League and American Conflict in
Mark Winegardner’s The Veracruz Blues
Richard Slotkin defines myths as “stories, drawn from history, that have acquired through usage over several generations a symbolizing function that is central to the cultural functioning of a society that produces them” (16). Scholars have long identified a number of seminal myths in American culture: the myth of the American frontier, the myth of the American Adam, and the myth of the American dream among them. For Americans, the structures and rhythms of baseball have always been uniquely aligned with the spirit of American myth. According to David McGimpsey, Commissioner A. Bartlett Giamatti saw baseball as “the perfect meritocratic form where essentially virtuous Americans can assert their freedom in an irreplaceable expression of epluribus unum” (28). This belief is part of the lore of baseball. Struggling for the good of the team, but in individual contests, batter against pitcher, is viewed as the perfect statement of an egalitarian meritocracy. That this struggle traditionally takes place on a baseball field, a pastoral landscape that is not urban yet not an untouched natural landscape, engages the myth of the American frontier, another seminal myth of the United States.
Mark Winegardner, in his 1996 novel The Veracruz Blues, recognizes this relationship between baseball and American culture. In fact, the novel’s first sentence states that baseball and America “are of course mirror and lamp” (1). Baseball, in essence, reflects and further illuminates the patterns of American society. Myth, however, is more complex than it first appears. National myth is a construction of the dominant ideology; and while myth can have a unifying effect on disparate peoples, it can also work hegemonically, “affirming as good the distribution of authority and power that ideology rationalizes” (Slotkin 19).
Winegardner establishes the metaphoric relationship between baseball and American culture as a way of problematizing the ideological nature of American myth.

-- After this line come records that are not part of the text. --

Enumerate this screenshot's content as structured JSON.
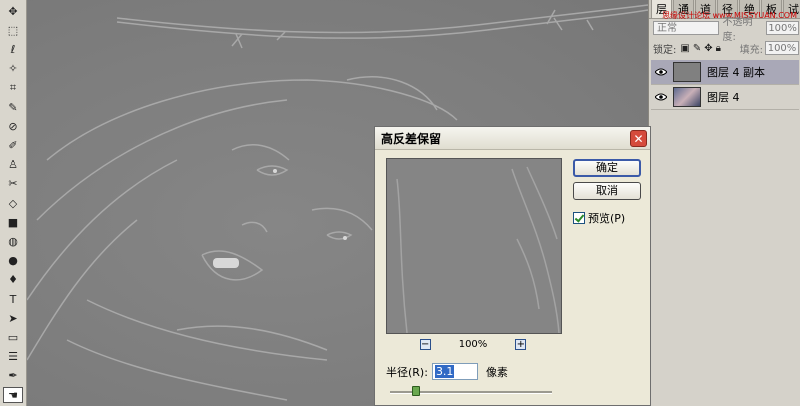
{
  "toolbox": {
    "tools": [
      {
        "name": "move-tool-icon",
        "glyph": "✥"
      },
      {
        "name": "marquee-tool-icon",
        "glyph": "⬚"
      },
      {
        "name": "lasso-tool-icon",
        "glyph": "ℓ"
      },
      {
        "name": "magic-wand-tool-icon",
        "glyph": "✧"
      },
      {
        "name": "crop-tool-icon",
        "glyph": "⌗"
      },
      {
        "name": "slice-tool-icon",
        "glyph": "✎"
      },
      {
        "name": "healing-brush-tool-icon",
        "glyph": "⊘"
      },
      {
        "name": "brush-tool-icon",
        "glyph": "✐"
      },
      {
        "name": "clone-stamp-tool-icon",
        "glyph": "♙"
      },
      {
        "name": "history-brush-tool-icon",
        "glyph": "✂"
      },
      {
        "name": "eraser-tool-icon",
        "glyph": "◇"
      },
      {
        "name": "gradient-tool-icon",
        "glyph": "■"
      },
      {
        "name": "blur-tool-icon",
        "glyph": "◍"
      },
      {
        "name": "dodge-tool-icon",
        "glyph": "●"
      },
      {
        "name": "pen-tool-icon",
        "glyph": "♦"
      },
      {
        "name": "type-tool-icon",
        "glyph": "T"
      },
      {
        "name": "path-selection-tool-icon",
        "glyph": "➤"
      },
      {
        "name": "shape-tool-icon",
        "glyph": "▭"
      },
      {
        "name": "notes-tool-icon",
        "glyph": "☰"
      },
      {
        "name": "eyedropper-tool-icon",
        "glyph": "✒"
      },
      {
        "name": "hand-tool-icon",
        "glyph": "☚"
      }
    ]
  },
  "panel": {
    "tabs": [
      "图层",
      "通",
      "道",
      "径",
      "绝",
      "板",
      "试"
    ],
    "blend_mode": "正常",
    "opacity_label": "不透明度:",
    "opacity_value": "100%",
    "lock_label": "锁定:",
    "fill_label": "填充:",
    "fill_value": "100%",
    "watermark": "思缘设计论坛 www.MISSYUAN.COM",
    "layers": [
      {
        "name": "图层 4 副本",
        "selected": true
      },
      {
        "name": "图层 4",
        "selected": false
      }
    ]
  },
  "dialog": {
    "title": "高反差保留",
    "ok_label": "确定",
    "cancel_label": "取消",
    "preview_label": "预览(P)",
    "preview_checked": true,
    "zoom_minus": "−",
    "zoom_plus": "+",
    "zoom_value": "100%",
    "radius_label": "半径(R):",
    "radius_value": "3.1",
    "radius_unit": "像素",
    "slider_fraction": 0.16
  }
}
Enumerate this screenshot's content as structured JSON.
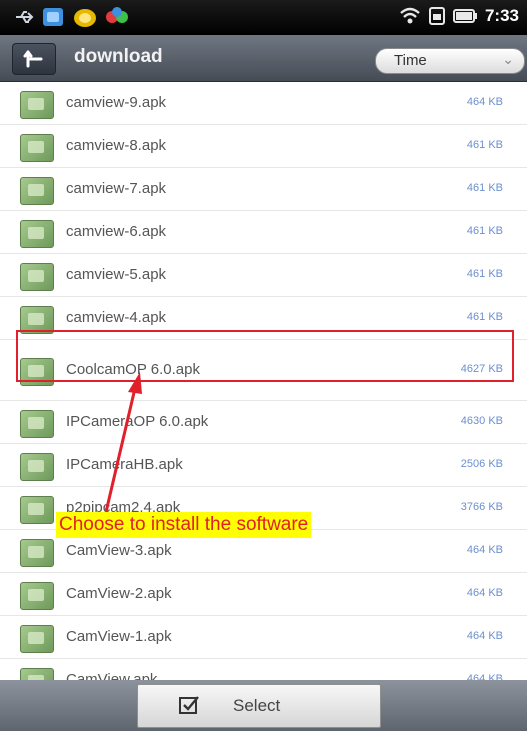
{
  "status_bar": {
    "time": "7:33"
  },
  "toolbar": {
    "title": "download",
    "sort_value": "Time"
  },
  "files": [
    {
      "name": "camview-9.apk",
      "size": "464 KB"
    },
    {
      "name": "camview-8.apk",
      "size": "461 KB"
    },
    {
      "name": "camview-7.apk",
      "size": "461 KB"
    },
    {
      "name": "camview-6.apk",
      "size": "461 KB"
    },
    {
      "name": "camview-5.apk",
      "size": "461 KB"
    },
    {
      "name": "camview-4.apk",
      "size": "461 KB"
    },
    {
      "name": "CoolcamOP 6.0.apk",
      "size": "4627 KB"
    },
    {
      "name": "IPCameraOP 6.0.apk",
      "size": "4630 KB"
    },
    {
      "name": "IPCameraHB.apk",
      "size": "2506 KB"
    },
    {
      "name": "p2pipcam2.4.apk",
      "size": "3766 KB"
    },
    {
      "name": "CamView-3.apk",
      "size": "464 KB"
    },
    {
      "name": "CamView-2.apk",
      "size": "464 KB"
    },
    {
      "name": "CamView-1.apk",
      "size": "464 KB"
    },
    {
      "name": "CamView.apk",
      "size": "464 KB"
    }
  ],
  "annotation": {
    "text": "Choose  to  install the  software"
  },
  "bottom_bar": {
    "select_label": "Select"
  },
  "colors": {
    "annotation_red": "#e0202a",
    "annotation_bg": "#ffff00",
    "size_text": "#6b8fd0"
  },
  "icons": [
    "usb-icon",
    "app-icon",
    "wifi-icon",
    "sim-icon",
    "battery-icon",
    "up-folder-icon",
    "apk-file-icon",
    "select-icon"
  ]
}
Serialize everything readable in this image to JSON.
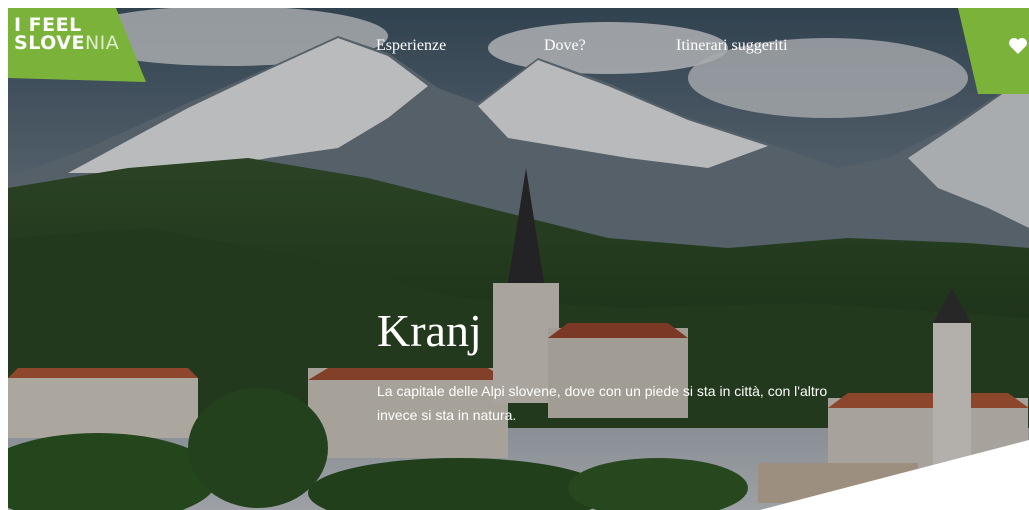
{
  "brand": {
    "line1": "I FEEL",
    "line2_bold_a": "S",
    "line2_bold_b": "LOVE",
    "line2_light": "NIA",
    "color": "#7bb33a"
  },
  "nav": {
    "items": [
      {
        "label": "Esperienze"
      },
      {
        "label": "Dove?"
      },
      {
        "label": "Itinerari suggeriti"
      }
    ]
  },
  "favorites": {
    "icon": "heart-icon"
  },
  "hero": {
    "title": "Kranj",
    "subtitle": "La capitale delle Alpi slovene, dove con un piede si sta in città, con l'altro invece si sta in natura."
  }
}
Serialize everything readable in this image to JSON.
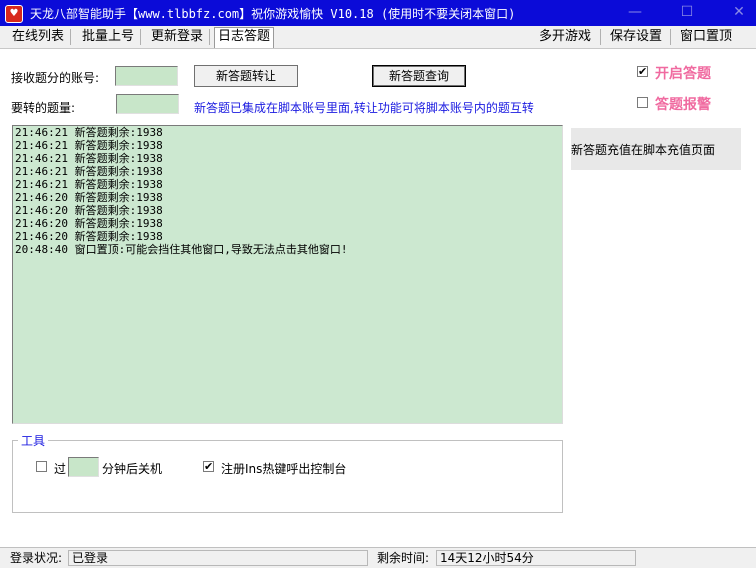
{
  "window": {
    "title": "天龙八部智能助手【www.tlbbfz.com】祝你游戏愉快 V10.18 (使用时不要关闭本窗口)",
    "minimize": "—",
    "maximize": "☐",
    "close": "✕"
  },
  "menu": {
    "left": [
      "在线列表",
      "批量上号",
      "更新登录",
      "日志答题"
    ],
    "right": [
      "多开游戏",
      "保存设置",
      "窗口置顶"
    ],
    "active": "日志答题"
  },
  "form": {
    "account_label": "接收题分的账号:",
    "account_value": "",
    "amount_label": "要转的题量:",
    "amount_value": "",
    "transfer_button": "新答题转让",
    "query_button": "新答题查询",
    "info_text": "新答题已集成在脚本账号里面,转让功能可将脚本账号内的题互转"
  },
  "options": {
    "enable_answer": {
      "label": "开启答题",
      "checked": true
    },
    "answer_alarm": {
      "label": "答题报警",
      "checked": false
    }
  },
  "log": [
    "21:46:21 新答题剩余:1938",
    "21:46:21 新答题剩余:1938",
    "21:46:21 新答题剩余:1938",
    "21:46:21 新答题剩余:1938",
    "21:46:21 新答题剩余:1938",
    "21:46:20 新答题剩余:1938",
    "21:46:20 新答题剩余:1938",
    "21:46:20 新答题剩余:1938",
    "21:46:20 新答题剩余:1938",
    "20:48:40 窗口置顶:可能会挡住其他窗口,导致无法点击其他窗口!"
  ],
  "side_note": "新答题充值在脚本充值页面",
  "tools": {
    "legend": "工具",
    "shutdown_prefix": "过",
    "shutdown_minutes": "",
    "shutdown_suffix": "分钟后关机",
    "shutdown_checked": false,
    "hotkey_label": "注册Ins热键呼出控制台",
    "hotkey_checked": true
  },
  "status": {
    "login_label": "登录状况:",
    "login_value": "已登录",
    "remaining_label": "剩余时间:",
    "remaining_value": "14天12小时54分"
  }
}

His fictional account of the 1946 “raid” of the Major Leagues by Jorge Pasquel’s Mexican League brings issues of race and class to bear